— EXERCISE DIRECTIONS —
The reply must consist of the entire listing, reproduced exactly.

STUDY MATERIAL Start Marker

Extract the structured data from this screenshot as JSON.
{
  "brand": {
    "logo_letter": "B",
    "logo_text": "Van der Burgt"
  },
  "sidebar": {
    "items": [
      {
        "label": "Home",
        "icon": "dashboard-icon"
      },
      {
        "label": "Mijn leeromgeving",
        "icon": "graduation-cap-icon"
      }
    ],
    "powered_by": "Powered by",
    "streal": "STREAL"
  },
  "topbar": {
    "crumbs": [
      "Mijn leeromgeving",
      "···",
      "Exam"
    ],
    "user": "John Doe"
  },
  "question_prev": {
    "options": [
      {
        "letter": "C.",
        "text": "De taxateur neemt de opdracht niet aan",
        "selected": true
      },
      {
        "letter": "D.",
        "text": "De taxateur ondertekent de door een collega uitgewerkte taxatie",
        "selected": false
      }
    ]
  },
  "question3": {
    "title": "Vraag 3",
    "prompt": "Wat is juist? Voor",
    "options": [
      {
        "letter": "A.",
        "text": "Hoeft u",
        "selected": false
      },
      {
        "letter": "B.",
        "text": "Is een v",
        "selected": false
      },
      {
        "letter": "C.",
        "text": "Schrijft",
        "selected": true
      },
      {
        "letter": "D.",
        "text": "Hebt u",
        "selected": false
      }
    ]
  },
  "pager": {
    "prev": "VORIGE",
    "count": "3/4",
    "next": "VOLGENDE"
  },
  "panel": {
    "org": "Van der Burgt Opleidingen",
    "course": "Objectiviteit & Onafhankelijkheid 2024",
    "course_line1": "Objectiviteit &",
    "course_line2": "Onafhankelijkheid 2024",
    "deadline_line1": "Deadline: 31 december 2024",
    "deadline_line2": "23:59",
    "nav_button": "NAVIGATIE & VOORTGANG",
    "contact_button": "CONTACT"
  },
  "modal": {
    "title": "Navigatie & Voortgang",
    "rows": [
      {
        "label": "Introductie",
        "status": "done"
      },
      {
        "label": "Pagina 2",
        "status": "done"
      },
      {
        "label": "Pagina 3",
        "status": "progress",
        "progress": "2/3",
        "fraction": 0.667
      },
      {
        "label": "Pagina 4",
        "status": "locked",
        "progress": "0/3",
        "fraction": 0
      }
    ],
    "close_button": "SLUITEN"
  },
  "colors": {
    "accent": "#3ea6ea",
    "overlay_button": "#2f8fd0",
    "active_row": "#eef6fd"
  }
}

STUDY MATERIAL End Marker

— FINAL ANSWER —
Extract the structured data from this screenshot as JSON.
{
  "brand": {
    "logo_letter": "B",
    "logo_text": "Van der Burgt"
  },
  "sidebar": {
    "items": [
      {
        "label": "Home",
        "icon": "dashboard-icon"
      },
      {
        "label": "Mijn leeromgeving",
        "icon": "graduation-cap-icon"
      }
    ],
    "powered_by": "Powered by",
    "streal": "STREAL"
  },
  "topbar": {
    "crumbs": [
      "Mijn leeromgeving",
      "···",
      "Exam"
    ],
    "user": "John Doe"
  },
  "question_prev": {
    "options": [
      {
        "letter": "C.",
        "text": "De taxateur neemt de opdracht niet aan",
        "selected": true
      },
      {
        "letter": "D.",
        "text": "De taxateur ondertekent de door een collega uitgewerkte taxatie",
        "selected": false
      }
    ]
  },
  "question3": {
    "title": "Vraag 3",
    "prompt": "Wat is juist? Voor",
    "options": [
      {
        "letter": "A.",
        "text": "Hoeft u",
        "selected": false
      },
      {
        "letter": "B.",
        "text": "Is een v",
        "selected": false
      },
      {
        "letter": "C.",
        "text": "Schrijft",
        "selected": true
      },
      {
        "letter": "D.",
        "text": "Hebt u",
        "selected": false
      }
    ]
  },
  "pager": {
    "prev": "VORIGE",
    "count": "3/4",
    "next": "VOLGENDE"
  },
  "panel": {
    "org": "Van der Burgt Opleidingen",
    "course": "Objectiviteit & Onafhankelijkheid 2024",
    "course_line1": "Objectiviteit &",
    "course_line2": "Onafhankelijkheid 2024",
    "deadline_line1": "Deadline: 31 december 2024",
    "deadline_line2": "23:59",
    "nav_button": "NAVIGATIE & VOORTGANG",
    "contact_button": "CONTACT"
  },
  "modal": {
    "title": "Navigatie & Voortgang",
    "rows": [
      {
        "label": "Introductie",
        "status": "done"
      },
      {
        "label": "Pagina 2",
        "status": "done"
      },
      {
        "label": "Pagina 3",
        "status": "progress",
        "progress": "2/3",
        "fraction": 0.667
      },
      {
        "label": "Pagina 4",
        "status": "locked",
        "progress": "0/3",
        "fraction": 0
      }
    ],
    "close_button": "SLUITEN"
  },
  "colors": {
    "accent": "#3ea6ea",
    "overlay_button": "#2f8fd0",
    "active_row": "#eef6fd"
  }
}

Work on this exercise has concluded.